JavaScript Optional Chaining: Simplifying Access to Nested Properties

3 min read
JavaScript Optional Chaining


JavaScript optional chaining is a powerful feature introduced in ECMAScript 2020 (ES11) that allows developers to simplify property access when dealing with nested objects and potentially nullable values. It provides a concise and safe way to access properties without triggering errors.

The Problem with Nested Properties

When working with complex data structures, it is common to encounter deeply nested objects. Accessing properties within such objects requires multiple dot notation lookups, which can become tedious and error-prone. Additionally, if any intermediate property in the chain is undefined or null, accessing a nested property would result in a runtime error.

For example:

const user = {
  name: 'John Doe',
  address: {
    city: 'New York',
    zipCode: '12345',
    // country is undefined

console.log(; // Uncaught TypeError: Cannot read property 'country' of undefined

In the example above, accessing throws an error because the address object exists, but the country property is undefined.

Optional Chaining to the Rescue

Optional chaining provides a concise solution to handle the uncertainty of nested properties. It allows developers to safely access properties without throwing an error if an intermediate property is undefined or null. Instead of causing a runtime error, it returns undefined, indicating that the property does not exist in the chain.

Using optional chaining, the previous example can be safely rewritten as:

const country = user?.address?.country;
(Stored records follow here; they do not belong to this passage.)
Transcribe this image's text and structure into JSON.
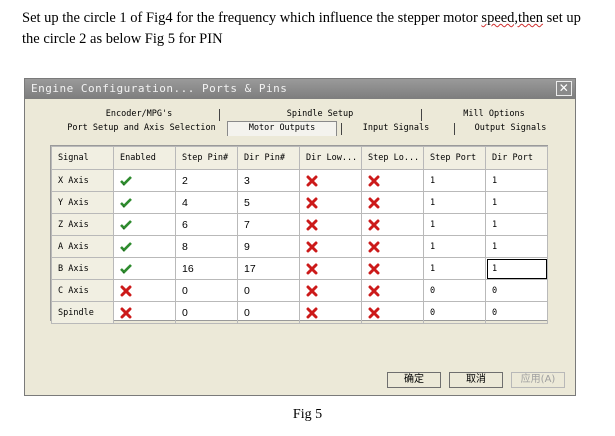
{
  "intro": {
    "line1_start": "Set up the circle 1 of Fig4 for the frequency which influence the stepper motor ",
    "line1_squiggle": "speed,then",
    "line1_end": " set up",
    "line2": "the circle 2 as below Fig 5 for PIN"
  },
  "window": {
    "title": "Engine Configuration... Ports & Pins",
    "close": "✕"
  },
  "tabs": {
    "row1": [
      "Encoder/MPG's",
      "Spindle Setup",
      "Mill Options"
    ],
    "row2": [
      "Port Setup and Axis Selection",
      "Motor Outputs",
      "Input Signals",
      "Output Signals"
    ]
  },
  "grid": {
    "columns": [
      "Signal",
      "Enabled",
      "Step Pin#",
      "Dir Pin#",
      "Dir Low...",
      "Step Lo...",
      "Step Port",
      "Dir Port"
    ],
    "rows": [
      {
        "signal": "X Axis",
        "enabled": true,
        "step_pin": "2",
        "dir_pin": "3",
        "dir_low": false,
        "step_low": false,
        "step_port": "1",
        "dir_port": "1"
      },
      {
        "signal": "Y Axis",
        "enabled": true,
        "step_pin": "4",
        "dir_pin": "5",
        "dir_low": false,
        "step_low": false,
        "step_port": "1",
        "dir_port": "1"
      },
      {
        "signal": "Z Axis",
        "enabled": true,
        "step_pin": "6",
        "dir_pin": "7",
        "dir_low": false,
        "step_low": false,
        "step_port": "1",
        "dir_port": "1"
      },
      {
        "signal": "A Axis",
        "enabled": true,
        "step_pin": "8",
        "dir_pin": "9",
        "dir_low": false,
        "step_low": false,
        "step_port": "1",
        "dir_port": "1"
      },
      {
        "signal": "B Axis",
        "enabled": true,
        "step_pin": "16",
        "dir_pin": "17",
        "dir_low": false,
        "step_low": false,
        "step_port": "1",
        "dir_port": "1"
      },
      {
        "signal": "C Axis",
        "enabled": false,
        "step_pin": "0",
        "dir_pin": "0",
        "dir_low": false,
        "step_low": false,
        "step_port": "0",
        "dir_port": "0"
      },
      {
        "signal": "Spindle",
        "enabled": false,
        "step_pin": "0",
        "dir_pin": "0",
        "dir_low": false,
        "step_low": false,
        "step_port": "0",
        "dir_port": "0"
      }
    ]
  },
  "buttons": {
    "ok": "确定",
    "cancel": "取消",
    "apply": "应用(A)"
  },
  "caption": "Fig 5",
  "colors": {
    "check": "#2e8b2e",
    "cross": "#cc1a1a",
    "titlebar": "#8a8a8a",
    "dialog_bg": "#ece9d8"
  },
  "icons": {
    "enabled_true": "green-check-icon",
    "enabled_false": "red-x-icon"
  }
}
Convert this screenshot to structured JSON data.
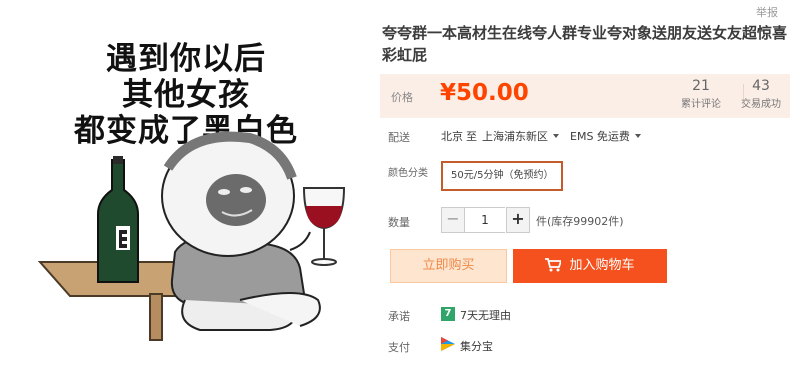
{
  "report_label": "举报",
  "meme": {
    "lines": [
      "遇到你以后",
      "其他女孩",
      "都变成了黑白色"
    ]
  },
  "product": {
    "title": "夸夸群一本高材生在线夸人群专业夸对象送朋友送女友超惊喜彩虹屁"
  },
  "price": {
    "label": "价格",
    "value": "¥50.00",
    "reviews_count": "21",
    "reviews_label": "累计评论",
    "sales_count": "43",
    "sales_label": "交易成功"
  },
  "shipping": {
    "label": "配送",
    "from": "北京",
    "to_word": "至",
    "destination": "上海浦东新区",
    "method": "EMS 免运费"
  },
  "color": {
    "label": "颜色分类",
    "option": "50元/5分钟（免预约）"
  },
  "quantity": {
    "label": "数量",
    "minus": "−",
    "value": "1",
    "plus": "+",
    "stock": "件(库存99902件)"
  },
  "actions": {
    "buy_now": "立即购买",
    "add_to_cart": "加入购物车"
  },
  "promise": {
    "label": "承诺",
    "icon_text": "7",
    "text": "7天无理由"
  },
  "payment": {
    "label": "支付",
    "text": "集分宝"
  },
  "colors": {
    "price": "#ff4400",
    "cart_button": "#f4511e",
    "buy_now_bg": "#fde5cf",
    "price_box_bg": "#fbeee6"
  }
}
console.log(country); // undefined

With optional chaining, accessing user?.address?.country returns undefined without throwing an error. If any intermediate property is undefined or null, the result is immediately short-circuited and the chain evaluation stops.

Combining Optional Chaining with Nullish Coalescing

Optional chaining can be combined with the nullish coalescing operator (??) to provide default values for potentially missing properties. The nullish coalescing operator returns the right-hand side value only if the left-hand side value is null or undefined.

For example:

const country = user?.address?.country ?? 'Unknown';

console.log(country); // 'Unknown'

In this case, if is undefined or null, the nullish coalescing operator sets the default value to 'Unknown'.

Browser Compatibility

JavaScript optional chaining is a relatively new feature, introduced in ECMAScript 2020. As a result, it may not be supported in older browsers. Before using optional chaining in production, ensure that your target browsers and environments support this feature. Alternatively, you can leverage transpilers like Babel to convert your code to an older JavaScript version for broader compatibility.


JavaScript optional chaining simplifies accessing nested properties, providing a concise and safe syntax. By using optional chaining, developers can avoid runtime errors when dealing with potentially undefined or null values within nested objects. This feature improves code readability and reduces the need for manual null checks, resulting in cleaner and more robust code.